The West Strand Gallery is Kingston’s newest gallery, opening this past spring during May: this month they feature the exhibition, “Intersecting Art, Earth, Fire, Water & Air.” Gallery co-founders, Isabel and Julio Nazario commented; “We’ve had four exhibitions featuring 24 artists of diverse backgrounds. The aim of the gallery is to foster opportunity for diverse, underrepresented artists whose work is not well-known to be exhibited along with mid-career and established artists.”
The Nazario’s are also practicing artists who decided to relocate to Kingston over five years ago after visiting for years. They commented: “Since the mid-80s we have been visiting Kingston and surrounding communities. Over the years we grew closer to the growing diverse community of artists and felt anchored in Kingston, a place where we could create our own artwork.”
The current exhibition, “Intersecting Art, Earth, Fire, Water & Air,” features artworks that respond to the environmental crisis on our planet and related changes of the four elements of nature. This exhibit features digital photo prints, drawings, paintings, mixed media collages, and lithographs by Judith Brodsky, Diane Burko, Amy Fenton-Shine, Carmen Lizardo, and Pablo Shine.
Several of the pieces portray the current environmental crisis as the apocalyptic landscape.

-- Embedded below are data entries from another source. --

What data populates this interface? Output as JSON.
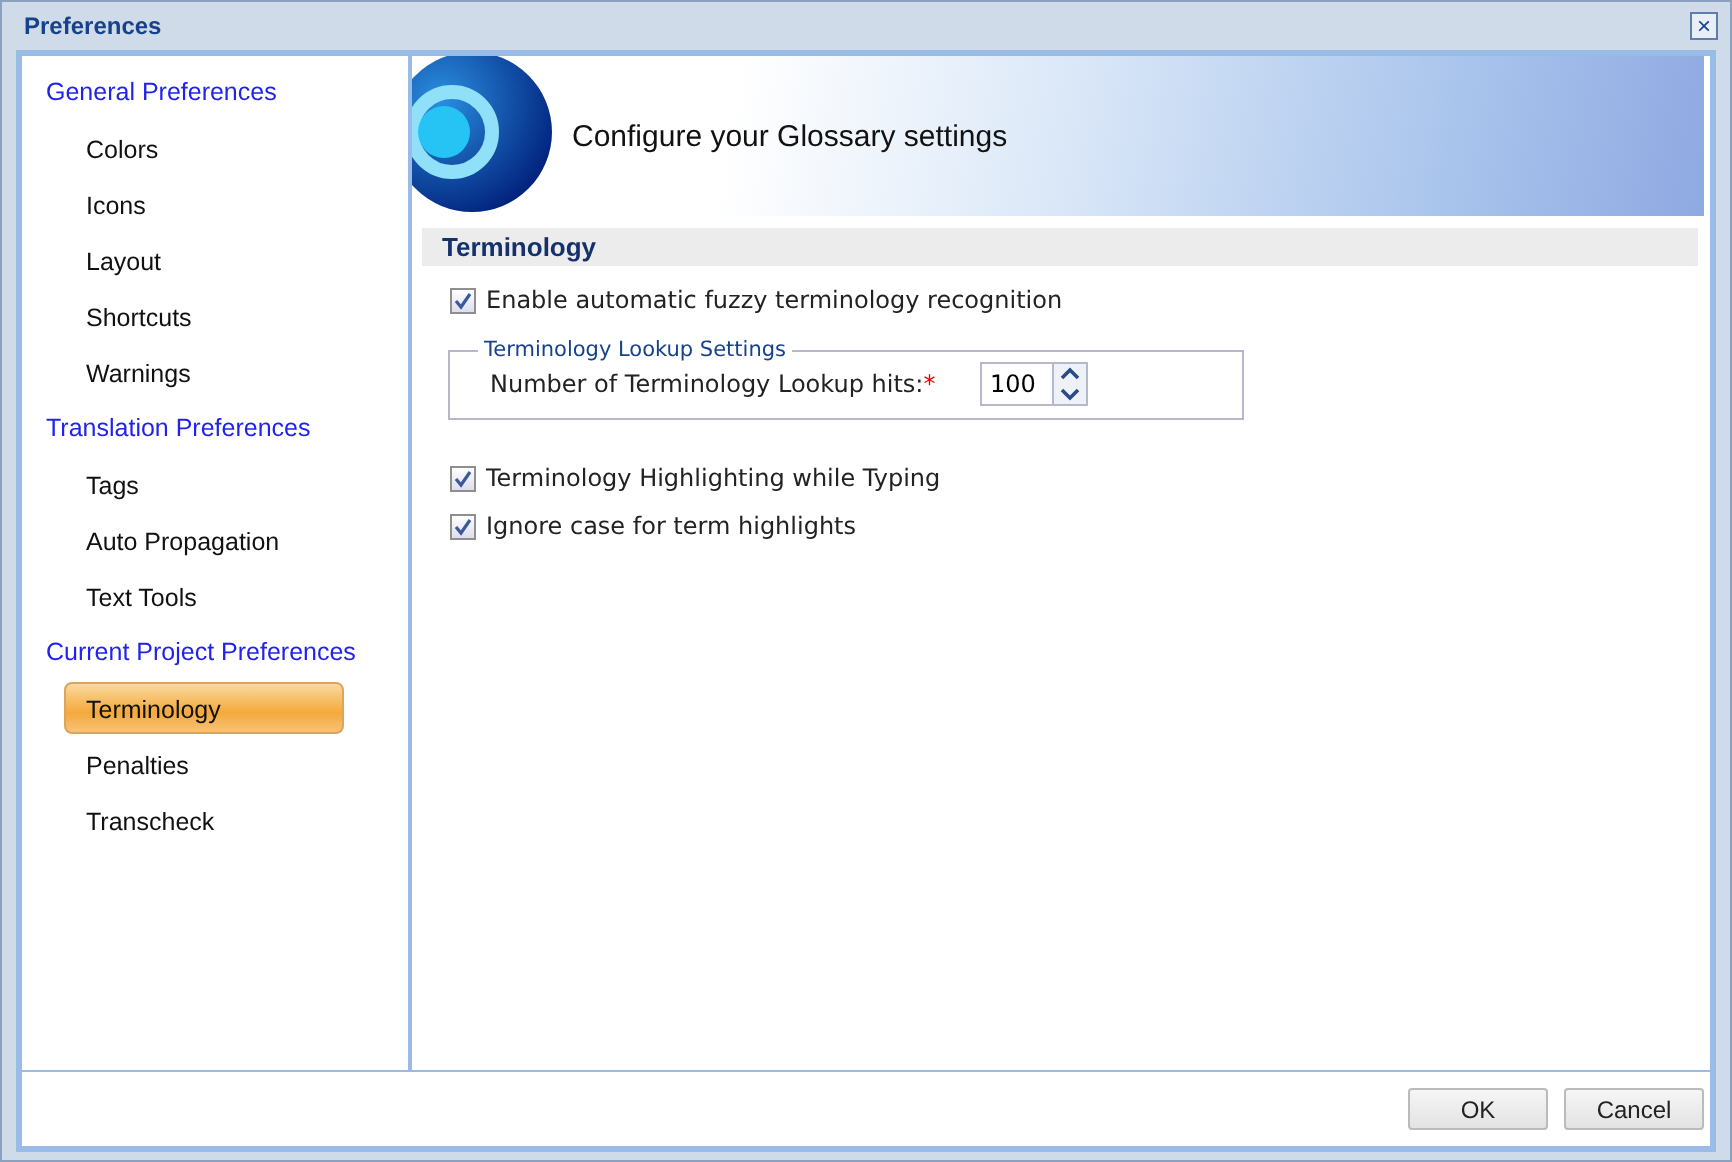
{
  "window": {
    "title": "Preferences",
    "close": "×"
  },
  "sidebar": {
    "groups": [
      {
        "label": "General Preferences",
        "items": [
          {
            "label": "Colors",
            "selected": false
          },
          {
            "label": "Icons",
            "selected": false
          },
          {
            "label": "Layout",
            "selected": false
          },
          {
            "label": "Shortcuts",
            "selected": false
          },
          {
            "label": "Warnings",
            "selected": false
          }
        ]
      },
      {
        "label": "Translation Preferences",
        "items": [
          {
            "label": "Tags",
            "selected": false
          },
          {
            "label": "Auto Propagation",
            "selected": false
          },
          {
            "label": "Text Tools",
            "selected": false
          }
        ]
      },
      {
        "label": "Current Project Preferences",
        "items": [
          {
            "label": "Terminology",
            "selected": true
          },
          {
            "label": "Penalties",
            "selected": false
          },
          {
            "label": "Transcheck",
            "selected": false
          }
        ]
      }
    ]
  },
  "banner": {
    "title": "Configure your Glossary settings"
  },
  "section": {
    "title": "Terminology"
  },
  "options_top": [
    {
      "label": "Enable automatic fuzzy terminology recognition",
      "checked": true
    }
  ],
  "lookup": {
    "legend": "Terminology Lookup Settings",
    "label": "Number of Terminology Lookup hits:",
    "required_mark": "*",
    "value": "100"
  },
  "options_bottom": [
    {
      "label": "Terminology Highlighting while Typing",
      "checked": true
    },
    {
      "label": "Ignore case for term highlights",
      "checked": true
    }
  ],
  "buttons": [
    {
      "label": "OK"
    },
    {
      "label": "Cancel"
    }
  ]
}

Judith Brodsky’s “Animals Run Away,” feature towers belching black smoke, a landscape that appears to be on fire, and a sleuth of bears exiting the picture plane in the foreground. Diane Burko’s prints also reference concerns about climate change and environmental degradation. In the print “Elegy for Columbia Glacier, Alaska,” we see brilliant blue areas broken up by shattered white patterns. Burko writes in her statement: “I see myself as a subversive artist, creating compelling images, which in turn, inform the public of the dire threats facing our planet.”
Pablo Shine exhibits his series of trees that feel like portraits of spiritual guides existing on our planet. While they exude a mystical presence, the leafless trees also seem threatened by human-made environmental conditions. All of Shine’s trees from the Warrior Series stand by themselves, a silent witness to their surroundings. Amy Fenton-Shine’s photo collages bring together selections of her photography referencing images and forms found in nature. In “The Crossing,” we can see a chaotic over-laying of imagery that could represent shattered systems found in nature. The bridge might symbolize the movement towards further destruction.
Carmen Lizardo exhibits prints from her series, “To Swallow a River,” that begins with imagery from archives of unknown immigrants and slaves. She then superimposes her own image onto the images. She writes in her statement about references from Toni Morrison’s imperative, “how the past haunts the present making itself known and felt among the living.” In “Self-Portrait with Pearls,” the image of the face seems to gaze directly at the viewer, however, a string of sumptuous pearls is draped across the face covering the eyes. Could this mean the woman can see but never wear such a necklace? The portrait is floated on top of a brightly flowered blue background, similar to plastic tablecloths seen across Latin American Countries.
This article was originally published by the Poughkeepsie Journal October 29, 2021. The artists retain all copyrights to these images.
“Intersecting Art, Earth, Fire, Water & Air” exhibit at West Strand Gallery through November 16, 2021: 29 West Strand Street, Kingston, NY.
Gallery contacts: email@example.com | 845-853-8689